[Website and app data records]
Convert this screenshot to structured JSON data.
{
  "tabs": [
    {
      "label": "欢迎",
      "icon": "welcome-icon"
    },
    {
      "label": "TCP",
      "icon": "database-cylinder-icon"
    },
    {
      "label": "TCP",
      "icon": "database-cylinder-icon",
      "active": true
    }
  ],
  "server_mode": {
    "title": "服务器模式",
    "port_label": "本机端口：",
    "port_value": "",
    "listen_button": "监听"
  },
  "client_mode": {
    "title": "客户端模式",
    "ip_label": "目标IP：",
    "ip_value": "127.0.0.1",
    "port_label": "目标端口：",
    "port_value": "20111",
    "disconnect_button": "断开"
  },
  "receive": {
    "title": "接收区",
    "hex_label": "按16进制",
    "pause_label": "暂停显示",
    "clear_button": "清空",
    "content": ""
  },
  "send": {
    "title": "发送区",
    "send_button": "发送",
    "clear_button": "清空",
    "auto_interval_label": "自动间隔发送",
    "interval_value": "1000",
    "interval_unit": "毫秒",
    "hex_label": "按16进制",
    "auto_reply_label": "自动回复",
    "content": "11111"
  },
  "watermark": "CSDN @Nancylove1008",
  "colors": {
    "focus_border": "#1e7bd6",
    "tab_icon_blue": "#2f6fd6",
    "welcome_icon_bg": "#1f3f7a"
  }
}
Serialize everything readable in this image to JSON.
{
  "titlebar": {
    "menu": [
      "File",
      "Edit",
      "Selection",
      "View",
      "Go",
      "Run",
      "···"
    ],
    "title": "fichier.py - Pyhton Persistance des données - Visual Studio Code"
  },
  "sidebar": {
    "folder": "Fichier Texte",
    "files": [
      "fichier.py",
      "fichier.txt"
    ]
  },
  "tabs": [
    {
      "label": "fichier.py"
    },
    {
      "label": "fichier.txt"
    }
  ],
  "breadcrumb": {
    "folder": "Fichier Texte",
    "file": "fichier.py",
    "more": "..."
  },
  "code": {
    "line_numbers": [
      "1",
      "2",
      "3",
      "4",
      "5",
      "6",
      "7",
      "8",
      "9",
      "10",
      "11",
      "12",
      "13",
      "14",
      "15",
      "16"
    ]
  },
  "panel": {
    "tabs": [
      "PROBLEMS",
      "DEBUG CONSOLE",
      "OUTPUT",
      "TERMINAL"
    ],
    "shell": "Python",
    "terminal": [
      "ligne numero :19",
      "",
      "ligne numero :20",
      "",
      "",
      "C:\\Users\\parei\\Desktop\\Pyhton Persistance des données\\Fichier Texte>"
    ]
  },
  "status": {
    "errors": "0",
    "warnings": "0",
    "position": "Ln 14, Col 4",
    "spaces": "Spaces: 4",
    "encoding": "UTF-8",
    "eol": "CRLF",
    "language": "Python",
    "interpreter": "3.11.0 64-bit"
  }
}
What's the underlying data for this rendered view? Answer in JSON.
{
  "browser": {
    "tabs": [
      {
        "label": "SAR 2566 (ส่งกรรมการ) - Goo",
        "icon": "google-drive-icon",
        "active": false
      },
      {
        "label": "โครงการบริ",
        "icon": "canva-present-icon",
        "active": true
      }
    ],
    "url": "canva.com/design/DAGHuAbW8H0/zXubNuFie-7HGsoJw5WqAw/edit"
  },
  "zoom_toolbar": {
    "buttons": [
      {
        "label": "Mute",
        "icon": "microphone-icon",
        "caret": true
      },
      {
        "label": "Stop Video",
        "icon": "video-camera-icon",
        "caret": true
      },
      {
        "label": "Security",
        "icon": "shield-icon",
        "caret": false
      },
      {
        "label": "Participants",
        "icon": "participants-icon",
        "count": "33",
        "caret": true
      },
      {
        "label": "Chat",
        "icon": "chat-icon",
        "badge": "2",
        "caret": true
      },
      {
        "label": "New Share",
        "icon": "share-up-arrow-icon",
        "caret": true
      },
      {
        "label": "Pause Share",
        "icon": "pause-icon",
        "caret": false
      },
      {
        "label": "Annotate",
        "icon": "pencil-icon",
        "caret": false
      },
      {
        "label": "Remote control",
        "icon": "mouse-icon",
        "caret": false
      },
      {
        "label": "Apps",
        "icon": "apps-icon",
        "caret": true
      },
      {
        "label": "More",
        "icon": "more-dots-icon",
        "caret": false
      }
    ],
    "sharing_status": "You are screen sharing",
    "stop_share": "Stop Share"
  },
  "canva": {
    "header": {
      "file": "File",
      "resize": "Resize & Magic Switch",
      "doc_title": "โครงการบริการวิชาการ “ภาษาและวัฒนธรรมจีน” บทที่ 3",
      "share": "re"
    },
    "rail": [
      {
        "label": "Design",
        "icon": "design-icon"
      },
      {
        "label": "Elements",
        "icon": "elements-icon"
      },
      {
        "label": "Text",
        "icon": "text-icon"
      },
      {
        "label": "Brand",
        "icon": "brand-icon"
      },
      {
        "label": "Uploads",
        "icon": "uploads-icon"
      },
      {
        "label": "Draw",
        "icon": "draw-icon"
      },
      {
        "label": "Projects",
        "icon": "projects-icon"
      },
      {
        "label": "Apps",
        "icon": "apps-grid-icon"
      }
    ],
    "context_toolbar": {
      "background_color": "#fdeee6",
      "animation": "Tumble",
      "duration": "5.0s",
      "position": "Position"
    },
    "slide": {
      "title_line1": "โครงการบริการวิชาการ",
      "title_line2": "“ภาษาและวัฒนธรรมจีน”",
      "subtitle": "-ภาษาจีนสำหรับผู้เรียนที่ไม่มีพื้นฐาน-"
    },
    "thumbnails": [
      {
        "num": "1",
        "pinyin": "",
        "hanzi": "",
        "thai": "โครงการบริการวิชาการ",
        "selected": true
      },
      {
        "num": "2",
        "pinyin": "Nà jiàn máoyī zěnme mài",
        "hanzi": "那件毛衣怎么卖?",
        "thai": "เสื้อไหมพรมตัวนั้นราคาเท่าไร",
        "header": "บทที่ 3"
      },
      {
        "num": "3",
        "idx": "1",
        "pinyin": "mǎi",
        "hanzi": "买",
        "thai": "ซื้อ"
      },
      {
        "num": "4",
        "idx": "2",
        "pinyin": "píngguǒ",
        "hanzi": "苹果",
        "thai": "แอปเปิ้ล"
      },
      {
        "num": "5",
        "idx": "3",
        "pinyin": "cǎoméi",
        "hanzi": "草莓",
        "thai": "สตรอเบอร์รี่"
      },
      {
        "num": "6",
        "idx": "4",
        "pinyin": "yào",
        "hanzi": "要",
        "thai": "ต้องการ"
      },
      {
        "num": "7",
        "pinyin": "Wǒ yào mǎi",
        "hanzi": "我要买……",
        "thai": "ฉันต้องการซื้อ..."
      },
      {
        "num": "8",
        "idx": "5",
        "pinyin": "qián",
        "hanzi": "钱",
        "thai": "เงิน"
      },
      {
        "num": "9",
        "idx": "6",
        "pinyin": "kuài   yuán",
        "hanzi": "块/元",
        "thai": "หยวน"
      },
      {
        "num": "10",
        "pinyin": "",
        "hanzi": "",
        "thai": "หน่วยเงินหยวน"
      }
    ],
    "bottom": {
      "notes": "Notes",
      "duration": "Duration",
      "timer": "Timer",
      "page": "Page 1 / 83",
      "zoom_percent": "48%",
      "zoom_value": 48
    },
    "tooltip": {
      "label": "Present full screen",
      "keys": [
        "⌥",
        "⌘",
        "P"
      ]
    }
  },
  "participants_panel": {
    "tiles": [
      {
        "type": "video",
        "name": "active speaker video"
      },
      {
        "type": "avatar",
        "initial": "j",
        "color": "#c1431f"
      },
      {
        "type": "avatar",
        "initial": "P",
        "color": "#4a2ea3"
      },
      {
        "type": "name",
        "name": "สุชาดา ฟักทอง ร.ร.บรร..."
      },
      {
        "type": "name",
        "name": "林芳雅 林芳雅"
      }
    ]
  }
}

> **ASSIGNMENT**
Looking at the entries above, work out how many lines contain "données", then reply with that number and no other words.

> **RESULT OF THIS EXERCISE**
2